This experience is not just unique to Harewood or Ward, but can be said of anyone who finds themselves in a setting where a certain characteristic or feature places them in the minority. Do you talk a certain way? Is your hair ‘neat’? This all determines whether the majority will warm to you or not. Through the lens of a young boy, Ward touches on the daily confrontations you are likely to face when you don’t quite belong with painful accuracy.
At various points in the play, Ward returns to this analogy where a comparison is drawn between the canary and the crow. The canary sings a pleasing melody, representing that which is ‘acceptable’ and the screeching crow irritates and has a harder time fitting in. This idea originates from fables and can be found in French and Turkish literature, Hebrew texts and even in native American folk tales. “Fables are magical and exist for a reason. Dehumanising the story allows people to have their own interpretations of what it means to them. I didn’t want it to be preachy and I didn’t want it to be definitive. But people should be able to come away and form their own ideas and opinions.” (The YouTube video below is an animation of just one of the Crow and the Canary fables referenced in the show).
Since Ward first finished writing the show, it has travelled a long road before eventually being picked up. “It was a long process of getting rejected, being told that it didn’t have an audience and that it would need to broaden its target demographic. And I thought nahh don’t think so.” The flood of positive responses that the show has already received from people from various backgrounds being able to connect with Ward’s story suggests that he was right to stick to his guns.
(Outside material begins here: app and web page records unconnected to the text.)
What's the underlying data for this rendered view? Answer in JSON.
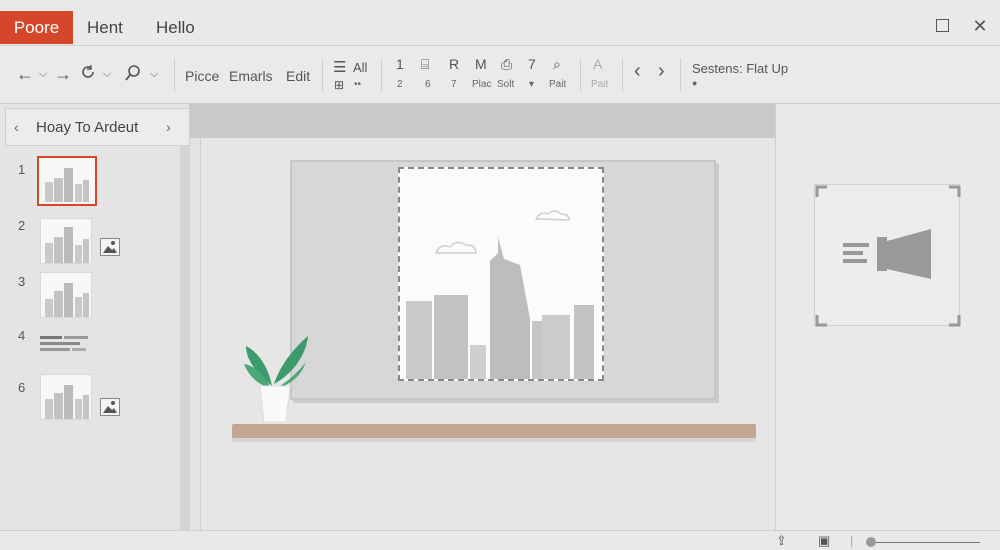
{
  "tabs": [
    {
      "label": "Poore",
      "active": true
    },
    {
      "label": "Hent"
    },
    {
      "label": "Hello"
    }
  ],
  "window": {
    "maximize_icon": "maximize-icon",
    "close_symbol": "✕"
  },
  "ribbon": {
    "nav_icons": [
      "back-arrow-icon",
      "forward-arrow-icon",
      "refresh-icon",
      "search-icon"
    ],
    "arrow_left": "←",
    "arrow_right": "→",
    "dropdown": "⌵",
    "menu": [
      "Picce",
      "Emarls",
      "Edit"
    ],
    "all_label": "All",
    "all_sub": "••",
    "tools": [
      {
        "glyph": "1",
        "sub": "2"
      },
      {
        "glyph": "⌸",
        "sub": "6"
      },
      {
        "glyph": "R",
        "sub": "7"
      },
      {
        "glyph": "M",
        "sub": "Plac"
      },
      {
        "glyph": "⎙",
        "sub": "Solt"
      },
      {
        "glyph": "7",
        "sub": "▾"
      },
      {
        "glyph": "⌕",
        "sub": "Pait"
      }
    ],
    "faded_glyph": "A",
    "faded_sub": "Pait",
    "nav_prev": "‹",
    "nav_next": "›",
    "session_text": "Sestens: Flat Up",
    "session_dot": "●"
  },
  "left_pane": {
    "title": "Hoay To Ardeut",
    "chev_left": "‹",
    "chev_right": "›",
    "slides": [
      {
        "number": "1",
        "selected": true
      },
      {
        "number": "2",
        "badge": true
      },
      {
        "number": "3"
      },
      {
        "number": "4",
        "text_slide": true
      },
      {
        "number": "6",
        "badge": true
      }
    ]
  },
  "colors": {
    "accent": "#d4472a",
    "shelf": "#c2a692",
    "leaf": "#3d9a6a"
  },
  "right_pane": {
    "card_icon": "megaphone-icon"
  },
  "statusbar": {
    "icons": [
      "share-icon",
      "view-icon"
    ],
    "zoom_icon": "zoom-slider"
  }
}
Do you have any advice for aspiring writers out there? “I would say just get to the end of your play and send it out, get some feedback and just persevere. All it takes is one, one person to say that this is good and I believe in it, to become something and for it do well. Then all the other rejections don’t matter. It’s an industry of rejection and people have to be prepared to deal with that”.
Following its run at the Paines Plough Roundabout @ Summerhall, The Canary and The Crow will embark on a UK tour starting on 7 Sep 2019 at the time of writing.
Photo Credit: © The Other Richard